There is something deeply satisfying and humbling about tucking into the New York-style pies at Pizza Iconic.
It seems so simple ― hand-tossed dough, tomato sauce, mozzarella cheese ― but when done the way it is done at this new pizzeria, it is good in a subtle, unassuming way that kind of creeps up, compelling one to go back for more whenever one gets an itch for gooey cheese, crisp crust and salty pepperoni.
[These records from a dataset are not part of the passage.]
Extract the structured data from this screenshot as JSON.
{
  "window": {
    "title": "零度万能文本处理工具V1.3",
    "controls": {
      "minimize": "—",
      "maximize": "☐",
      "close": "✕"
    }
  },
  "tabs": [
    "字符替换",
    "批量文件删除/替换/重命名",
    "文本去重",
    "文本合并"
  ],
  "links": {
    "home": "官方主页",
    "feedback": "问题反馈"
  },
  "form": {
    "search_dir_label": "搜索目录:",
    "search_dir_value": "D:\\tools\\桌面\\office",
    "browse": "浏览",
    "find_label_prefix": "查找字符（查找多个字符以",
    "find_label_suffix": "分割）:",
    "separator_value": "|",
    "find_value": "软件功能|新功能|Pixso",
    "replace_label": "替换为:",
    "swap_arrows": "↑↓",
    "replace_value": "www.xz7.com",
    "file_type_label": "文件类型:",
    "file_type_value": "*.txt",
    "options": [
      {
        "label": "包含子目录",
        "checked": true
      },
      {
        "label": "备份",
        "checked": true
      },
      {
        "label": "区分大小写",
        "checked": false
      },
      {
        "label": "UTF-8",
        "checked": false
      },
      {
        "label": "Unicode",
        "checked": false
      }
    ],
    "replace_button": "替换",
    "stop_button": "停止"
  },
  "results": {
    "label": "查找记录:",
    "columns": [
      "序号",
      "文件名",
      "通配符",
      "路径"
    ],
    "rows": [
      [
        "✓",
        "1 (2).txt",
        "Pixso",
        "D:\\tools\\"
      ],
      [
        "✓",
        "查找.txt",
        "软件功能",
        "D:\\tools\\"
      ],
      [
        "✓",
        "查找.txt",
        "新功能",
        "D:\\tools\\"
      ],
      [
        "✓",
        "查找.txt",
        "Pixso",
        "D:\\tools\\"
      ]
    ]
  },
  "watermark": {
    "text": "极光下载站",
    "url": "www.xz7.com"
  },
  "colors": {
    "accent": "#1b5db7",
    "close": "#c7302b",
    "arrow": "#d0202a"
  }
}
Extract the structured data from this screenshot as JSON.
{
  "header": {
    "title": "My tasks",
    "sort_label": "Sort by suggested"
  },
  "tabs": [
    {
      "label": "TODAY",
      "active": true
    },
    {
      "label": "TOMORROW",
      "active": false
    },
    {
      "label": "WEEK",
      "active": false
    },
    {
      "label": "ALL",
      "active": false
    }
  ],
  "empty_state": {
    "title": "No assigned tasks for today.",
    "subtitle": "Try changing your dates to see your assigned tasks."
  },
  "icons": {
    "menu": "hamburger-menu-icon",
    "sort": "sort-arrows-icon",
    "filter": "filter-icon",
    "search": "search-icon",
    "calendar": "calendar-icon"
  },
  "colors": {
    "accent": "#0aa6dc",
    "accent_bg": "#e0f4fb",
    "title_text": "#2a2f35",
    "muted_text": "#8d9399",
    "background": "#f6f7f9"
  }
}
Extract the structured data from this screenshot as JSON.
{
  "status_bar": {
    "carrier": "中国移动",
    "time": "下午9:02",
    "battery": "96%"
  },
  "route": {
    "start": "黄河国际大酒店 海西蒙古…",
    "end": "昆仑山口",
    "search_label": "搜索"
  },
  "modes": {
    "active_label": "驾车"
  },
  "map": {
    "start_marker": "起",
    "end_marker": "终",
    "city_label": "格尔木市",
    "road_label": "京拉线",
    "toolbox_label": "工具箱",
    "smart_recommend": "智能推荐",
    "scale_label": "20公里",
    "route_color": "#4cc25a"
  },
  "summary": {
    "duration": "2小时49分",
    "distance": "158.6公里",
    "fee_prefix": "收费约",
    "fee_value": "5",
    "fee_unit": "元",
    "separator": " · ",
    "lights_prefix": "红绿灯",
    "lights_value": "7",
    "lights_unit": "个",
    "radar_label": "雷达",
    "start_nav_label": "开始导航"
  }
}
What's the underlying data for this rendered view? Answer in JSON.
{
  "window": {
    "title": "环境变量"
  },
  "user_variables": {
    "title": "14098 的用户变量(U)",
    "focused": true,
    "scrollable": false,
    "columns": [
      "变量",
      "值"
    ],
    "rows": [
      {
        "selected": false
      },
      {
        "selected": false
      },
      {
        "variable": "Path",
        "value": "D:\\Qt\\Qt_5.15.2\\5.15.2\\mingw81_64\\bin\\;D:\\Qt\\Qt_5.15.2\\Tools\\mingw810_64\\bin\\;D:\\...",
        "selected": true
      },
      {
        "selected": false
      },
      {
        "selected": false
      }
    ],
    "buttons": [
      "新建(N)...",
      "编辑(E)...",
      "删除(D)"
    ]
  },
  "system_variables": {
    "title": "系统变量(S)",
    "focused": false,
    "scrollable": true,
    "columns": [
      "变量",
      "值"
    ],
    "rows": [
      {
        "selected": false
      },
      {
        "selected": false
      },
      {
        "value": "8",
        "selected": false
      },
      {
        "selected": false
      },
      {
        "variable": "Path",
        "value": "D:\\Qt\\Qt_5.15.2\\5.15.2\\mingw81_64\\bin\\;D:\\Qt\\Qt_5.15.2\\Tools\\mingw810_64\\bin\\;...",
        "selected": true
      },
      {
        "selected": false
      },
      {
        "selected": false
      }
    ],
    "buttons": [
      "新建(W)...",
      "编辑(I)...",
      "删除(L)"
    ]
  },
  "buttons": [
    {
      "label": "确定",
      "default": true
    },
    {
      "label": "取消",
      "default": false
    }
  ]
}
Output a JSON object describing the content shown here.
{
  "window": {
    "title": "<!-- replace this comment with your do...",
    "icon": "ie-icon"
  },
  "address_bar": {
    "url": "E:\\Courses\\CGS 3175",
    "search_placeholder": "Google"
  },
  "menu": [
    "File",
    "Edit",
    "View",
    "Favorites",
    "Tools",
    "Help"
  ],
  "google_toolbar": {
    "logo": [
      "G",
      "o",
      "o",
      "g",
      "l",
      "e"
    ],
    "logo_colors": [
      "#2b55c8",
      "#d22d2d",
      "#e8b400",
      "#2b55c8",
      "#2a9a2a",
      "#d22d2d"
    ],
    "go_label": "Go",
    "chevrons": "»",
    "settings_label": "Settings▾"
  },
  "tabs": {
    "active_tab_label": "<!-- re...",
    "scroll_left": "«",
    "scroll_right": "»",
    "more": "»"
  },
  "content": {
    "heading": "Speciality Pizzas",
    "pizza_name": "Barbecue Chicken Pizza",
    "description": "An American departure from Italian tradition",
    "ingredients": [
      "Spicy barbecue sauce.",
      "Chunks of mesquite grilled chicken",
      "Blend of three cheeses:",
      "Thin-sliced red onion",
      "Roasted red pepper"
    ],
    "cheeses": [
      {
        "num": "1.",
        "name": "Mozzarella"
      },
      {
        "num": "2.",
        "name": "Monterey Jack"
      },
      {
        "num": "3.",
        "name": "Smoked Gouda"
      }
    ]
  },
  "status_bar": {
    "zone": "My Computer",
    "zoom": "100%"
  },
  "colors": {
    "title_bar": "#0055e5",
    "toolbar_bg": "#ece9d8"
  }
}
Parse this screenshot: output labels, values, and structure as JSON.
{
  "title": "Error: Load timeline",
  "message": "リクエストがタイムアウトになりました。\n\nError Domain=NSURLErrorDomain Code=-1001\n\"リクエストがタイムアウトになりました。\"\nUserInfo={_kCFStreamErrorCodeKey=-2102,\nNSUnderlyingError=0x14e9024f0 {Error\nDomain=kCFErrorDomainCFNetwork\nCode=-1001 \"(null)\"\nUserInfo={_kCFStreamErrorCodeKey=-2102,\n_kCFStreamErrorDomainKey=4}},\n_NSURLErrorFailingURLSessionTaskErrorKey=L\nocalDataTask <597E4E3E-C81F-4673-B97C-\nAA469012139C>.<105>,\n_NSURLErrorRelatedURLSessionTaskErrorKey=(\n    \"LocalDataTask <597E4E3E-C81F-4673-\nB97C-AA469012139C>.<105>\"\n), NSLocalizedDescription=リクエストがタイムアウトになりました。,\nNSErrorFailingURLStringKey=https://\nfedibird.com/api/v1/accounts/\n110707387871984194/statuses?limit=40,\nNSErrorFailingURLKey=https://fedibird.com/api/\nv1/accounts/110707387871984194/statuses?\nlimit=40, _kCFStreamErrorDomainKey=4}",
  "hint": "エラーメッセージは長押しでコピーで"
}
Perhaps it is those crisp, slightly greasy, small rounds of pepperoni laid on so thick that one can barely see the layer of bubbling cheese underneath. Or perhaps it is the cheese itself, chewy and molten hot, or the crust, in its not-too-thin, not-too-thick crispness, the perfect foundation for the punchy tomato sauce layered right over it.
Pizza Iconic’s 45-centimeter pies can be customized as half-and-half orders like this half-pepperoni, half-cheese pizza. (Ahn Hoon/The Korea Herald)
Then, of course, there is the sheer size of the pies, which clock in at the traditional New York-style 18 inches (45 centimeters), making for slices so large that one needs to fold them in half to get a bite. That, too, is a major boon, because a folded slice yields double the amount of crisp, thin crust and uber-crisp, small rounds of pepperoni per mouthful.
Either way, when all is said and done, there is one very simple conclusion to make about this latest addition to Seoul’s growing pizza fold: The pizza at Pizza Iconic is good, filling and well worth the visit.
While one can get these pies to-go, it is wise to grab one of the few seats in the house and then dig into the massive, bubbling pies straight out of the oven ― even if that is not exactly what owner Kim Yun-hyeon had in mind when he first opened his small shop late last year.
“I originally made this a place where people going to watch baseball at Jamsil Stadium could get pizza to go, but people were coming in looking to sit down and eat,” Kim, 37, explained, gesturing to the handful of tables he ended up setting up inside the eatery.
After learning how to make New York-style, Neopolitan and other styles of pizza in the U.S., Kim found a small stretch of turf located two bus stops away from Jamsil Baseball Stadium in Samseong-dong and opened Pizza Iconic in December.
From this little shop, a good five-minute walk from Samseong Station, he spins out his pies, starting with his handmade dough, which he considers the anchor to his pizza.
“I use water, salt, flour, yeast and natural starter,” said Kim, who sticks to semolina flour for his dough, because “it results in a stronger crust.”
His “dough bottom,” Kim says, is the crux to his pizza. “When I cut it, it needs to be crispy.”
Listening to Kim slice his bubbling pies with his pizza wheel and hearing that nice crunchy whoosh, one can tell what he means. That sound serves as an auditory sign that one will not be served soggy slices of mediocre pie, that each massive slice will be crisp from crust to pointed edge.
Kim keeps his menu simple and likes to recommend newcomers to start off with his no-topping cheese pie before moving on to his one-topping pepperoni.
Why? Kim believes that a pizzeria’s identity shines through when the pie has no toppings.
“If you have a lot of toppings, you cannot tell,” he explained.
Then there are his more complex variations, like his three-cheese Cheese Lover pie, his mushroom-onion-mortadella-pepperoni festooned Stromboli and his Meat Lover pie.
Kim revealed plans to add Detroit-style pizza to the menu in the near future.
“Originally, I wanted to do a by-the-slice house,” Kim said, divulging his initial desire to showcase a diverse array of pizza styles.
For the moment, Kim is sticking to his New York-style pies, dishing out hot, bubbling pizzas from his small perch in Seoul.
By Jean Oh (firstname.lastname@example.org)